**What is expected**
Within the following material, tally each line that contains the string "JSON". Give the tally only.

========================================================================

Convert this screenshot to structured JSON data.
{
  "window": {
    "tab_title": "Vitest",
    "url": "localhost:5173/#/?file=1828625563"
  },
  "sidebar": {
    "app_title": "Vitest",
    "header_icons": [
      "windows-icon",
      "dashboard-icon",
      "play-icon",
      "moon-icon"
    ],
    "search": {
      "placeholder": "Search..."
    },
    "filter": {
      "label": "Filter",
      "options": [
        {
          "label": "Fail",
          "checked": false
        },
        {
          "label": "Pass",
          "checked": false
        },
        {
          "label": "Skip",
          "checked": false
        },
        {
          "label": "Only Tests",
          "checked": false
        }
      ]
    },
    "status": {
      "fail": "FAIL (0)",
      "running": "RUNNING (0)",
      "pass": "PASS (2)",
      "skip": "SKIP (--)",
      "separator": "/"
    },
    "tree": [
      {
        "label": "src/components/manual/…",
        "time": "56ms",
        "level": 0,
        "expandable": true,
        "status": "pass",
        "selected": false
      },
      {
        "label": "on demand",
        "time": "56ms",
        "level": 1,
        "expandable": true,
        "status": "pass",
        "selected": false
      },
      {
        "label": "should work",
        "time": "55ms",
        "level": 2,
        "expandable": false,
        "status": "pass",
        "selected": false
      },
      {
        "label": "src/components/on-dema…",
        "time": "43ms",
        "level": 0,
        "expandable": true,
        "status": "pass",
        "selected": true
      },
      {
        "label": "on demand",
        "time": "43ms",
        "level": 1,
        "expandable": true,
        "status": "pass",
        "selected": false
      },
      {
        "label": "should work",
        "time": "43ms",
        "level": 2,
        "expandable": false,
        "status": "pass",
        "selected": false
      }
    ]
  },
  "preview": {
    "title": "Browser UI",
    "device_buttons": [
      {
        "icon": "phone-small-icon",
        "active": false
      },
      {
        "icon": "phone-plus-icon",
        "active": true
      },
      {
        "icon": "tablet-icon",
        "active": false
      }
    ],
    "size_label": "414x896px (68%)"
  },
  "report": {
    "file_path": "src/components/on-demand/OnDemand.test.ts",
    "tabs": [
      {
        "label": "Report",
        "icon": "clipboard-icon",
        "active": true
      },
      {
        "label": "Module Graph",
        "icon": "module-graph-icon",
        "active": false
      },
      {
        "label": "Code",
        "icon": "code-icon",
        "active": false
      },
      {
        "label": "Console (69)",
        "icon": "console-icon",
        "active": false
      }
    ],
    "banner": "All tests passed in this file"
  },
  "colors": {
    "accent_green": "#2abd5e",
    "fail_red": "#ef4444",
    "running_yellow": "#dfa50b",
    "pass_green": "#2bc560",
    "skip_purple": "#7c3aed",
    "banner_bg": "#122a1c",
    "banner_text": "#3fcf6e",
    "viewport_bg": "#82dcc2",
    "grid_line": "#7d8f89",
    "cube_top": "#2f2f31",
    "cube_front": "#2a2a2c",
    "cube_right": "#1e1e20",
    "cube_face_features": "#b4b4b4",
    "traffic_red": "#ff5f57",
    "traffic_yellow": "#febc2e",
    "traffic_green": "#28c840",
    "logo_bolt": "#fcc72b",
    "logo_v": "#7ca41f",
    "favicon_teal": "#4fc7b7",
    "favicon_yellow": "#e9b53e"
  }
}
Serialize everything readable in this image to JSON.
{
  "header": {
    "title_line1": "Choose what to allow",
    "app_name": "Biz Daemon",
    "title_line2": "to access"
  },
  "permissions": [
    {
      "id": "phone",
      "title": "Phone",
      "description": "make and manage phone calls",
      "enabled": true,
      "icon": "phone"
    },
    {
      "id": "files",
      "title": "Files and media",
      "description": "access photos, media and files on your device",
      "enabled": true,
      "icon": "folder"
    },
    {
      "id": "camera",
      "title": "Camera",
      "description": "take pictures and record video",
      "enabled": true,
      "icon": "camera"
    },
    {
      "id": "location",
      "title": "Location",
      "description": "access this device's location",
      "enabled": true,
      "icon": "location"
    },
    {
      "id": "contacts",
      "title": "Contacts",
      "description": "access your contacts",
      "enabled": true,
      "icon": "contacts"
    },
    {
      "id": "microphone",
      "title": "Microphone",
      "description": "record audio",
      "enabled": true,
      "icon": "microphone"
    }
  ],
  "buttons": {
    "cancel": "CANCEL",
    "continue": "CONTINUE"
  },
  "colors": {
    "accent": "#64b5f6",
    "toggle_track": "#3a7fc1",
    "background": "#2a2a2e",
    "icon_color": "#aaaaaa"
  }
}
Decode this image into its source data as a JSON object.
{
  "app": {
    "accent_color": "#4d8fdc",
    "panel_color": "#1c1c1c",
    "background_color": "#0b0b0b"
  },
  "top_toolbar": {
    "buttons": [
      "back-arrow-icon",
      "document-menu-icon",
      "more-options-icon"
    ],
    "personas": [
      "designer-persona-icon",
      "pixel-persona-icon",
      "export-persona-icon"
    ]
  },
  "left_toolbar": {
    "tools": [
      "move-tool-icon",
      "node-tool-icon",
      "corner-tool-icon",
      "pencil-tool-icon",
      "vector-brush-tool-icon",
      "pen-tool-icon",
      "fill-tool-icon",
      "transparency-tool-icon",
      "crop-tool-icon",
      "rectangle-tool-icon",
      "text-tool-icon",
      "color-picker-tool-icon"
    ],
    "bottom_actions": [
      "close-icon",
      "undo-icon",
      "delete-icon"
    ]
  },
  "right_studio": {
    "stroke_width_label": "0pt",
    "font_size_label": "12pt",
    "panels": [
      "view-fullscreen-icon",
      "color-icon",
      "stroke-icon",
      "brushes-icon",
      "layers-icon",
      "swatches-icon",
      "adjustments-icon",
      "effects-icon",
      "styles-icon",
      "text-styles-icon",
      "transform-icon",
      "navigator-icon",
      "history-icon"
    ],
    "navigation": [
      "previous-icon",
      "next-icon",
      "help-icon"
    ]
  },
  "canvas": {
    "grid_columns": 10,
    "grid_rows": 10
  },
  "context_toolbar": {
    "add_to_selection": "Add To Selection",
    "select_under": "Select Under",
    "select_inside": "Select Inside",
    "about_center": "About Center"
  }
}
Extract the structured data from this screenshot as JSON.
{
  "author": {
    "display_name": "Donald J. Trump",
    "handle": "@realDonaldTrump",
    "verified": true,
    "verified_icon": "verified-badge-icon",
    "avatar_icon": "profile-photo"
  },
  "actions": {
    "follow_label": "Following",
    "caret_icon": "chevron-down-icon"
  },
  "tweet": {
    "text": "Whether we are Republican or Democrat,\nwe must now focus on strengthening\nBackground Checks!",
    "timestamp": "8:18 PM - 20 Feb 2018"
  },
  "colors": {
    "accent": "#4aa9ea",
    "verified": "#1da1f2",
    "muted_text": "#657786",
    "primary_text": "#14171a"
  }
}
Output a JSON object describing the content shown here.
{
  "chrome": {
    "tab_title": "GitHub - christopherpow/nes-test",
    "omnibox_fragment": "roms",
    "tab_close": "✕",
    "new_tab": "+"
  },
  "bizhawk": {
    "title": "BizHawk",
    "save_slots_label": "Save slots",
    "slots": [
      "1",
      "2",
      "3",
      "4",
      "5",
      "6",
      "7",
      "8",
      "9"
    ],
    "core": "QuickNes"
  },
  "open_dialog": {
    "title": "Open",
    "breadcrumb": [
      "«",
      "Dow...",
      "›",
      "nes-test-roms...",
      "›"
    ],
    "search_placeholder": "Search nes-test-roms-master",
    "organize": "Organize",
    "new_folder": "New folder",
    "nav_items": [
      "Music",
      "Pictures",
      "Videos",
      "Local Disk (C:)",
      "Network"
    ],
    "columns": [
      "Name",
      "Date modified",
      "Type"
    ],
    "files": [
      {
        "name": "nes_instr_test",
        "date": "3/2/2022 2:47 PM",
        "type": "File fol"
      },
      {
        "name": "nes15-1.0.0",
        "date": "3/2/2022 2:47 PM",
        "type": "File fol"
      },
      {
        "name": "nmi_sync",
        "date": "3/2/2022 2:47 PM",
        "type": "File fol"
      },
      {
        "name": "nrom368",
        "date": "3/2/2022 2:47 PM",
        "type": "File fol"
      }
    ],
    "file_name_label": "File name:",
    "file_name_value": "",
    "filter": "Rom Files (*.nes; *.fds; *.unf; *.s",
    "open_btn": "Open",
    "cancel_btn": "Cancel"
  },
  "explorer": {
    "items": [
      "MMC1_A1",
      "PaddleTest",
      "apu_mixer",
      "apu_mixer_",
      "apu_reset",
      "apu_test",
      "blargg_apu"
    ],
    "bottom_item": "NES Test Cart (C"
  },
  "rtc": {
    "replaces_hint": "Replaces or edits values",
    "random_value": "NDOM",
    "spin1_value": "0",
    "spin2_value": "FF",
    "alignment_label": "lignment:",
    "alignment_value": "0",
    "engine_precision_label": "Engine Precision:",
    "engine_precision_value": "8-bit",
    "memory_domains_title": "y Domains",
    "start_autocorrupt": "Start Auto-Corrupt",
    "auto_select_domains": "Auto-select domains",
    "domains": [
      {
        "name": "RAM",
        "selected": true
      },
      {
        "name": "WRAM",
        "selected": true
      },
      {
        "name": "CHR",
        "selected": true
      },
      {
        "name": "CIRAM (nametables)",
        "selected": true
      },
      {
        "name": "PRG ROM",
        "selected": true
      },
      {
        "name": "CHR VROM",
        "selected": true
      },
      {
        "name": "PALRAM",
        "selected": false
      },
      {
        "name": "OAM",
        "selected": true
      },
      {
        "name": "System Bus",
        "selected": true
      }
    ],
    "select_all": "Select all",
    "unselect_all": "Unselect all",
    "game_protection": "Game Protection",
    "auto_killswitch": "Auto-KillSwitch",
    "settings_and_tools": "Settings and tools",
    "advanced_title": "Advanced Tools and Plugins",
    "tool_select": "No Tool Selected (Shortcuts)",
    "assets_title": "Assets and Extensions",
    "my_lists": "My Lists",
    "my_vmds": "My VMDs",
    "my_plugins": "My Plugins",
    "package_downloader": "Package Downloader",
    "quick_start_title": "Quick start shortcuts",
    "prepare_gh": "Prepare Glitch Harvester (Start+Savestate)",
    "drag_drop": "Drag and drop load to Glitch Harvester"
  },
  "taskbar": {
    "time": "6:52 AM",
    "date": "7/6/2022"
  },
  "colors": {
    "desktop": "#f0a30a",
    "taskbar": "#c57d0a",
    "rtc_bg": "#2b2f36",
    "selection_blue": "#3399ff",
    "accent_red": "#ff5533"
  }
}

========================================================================

**Problem solution**
5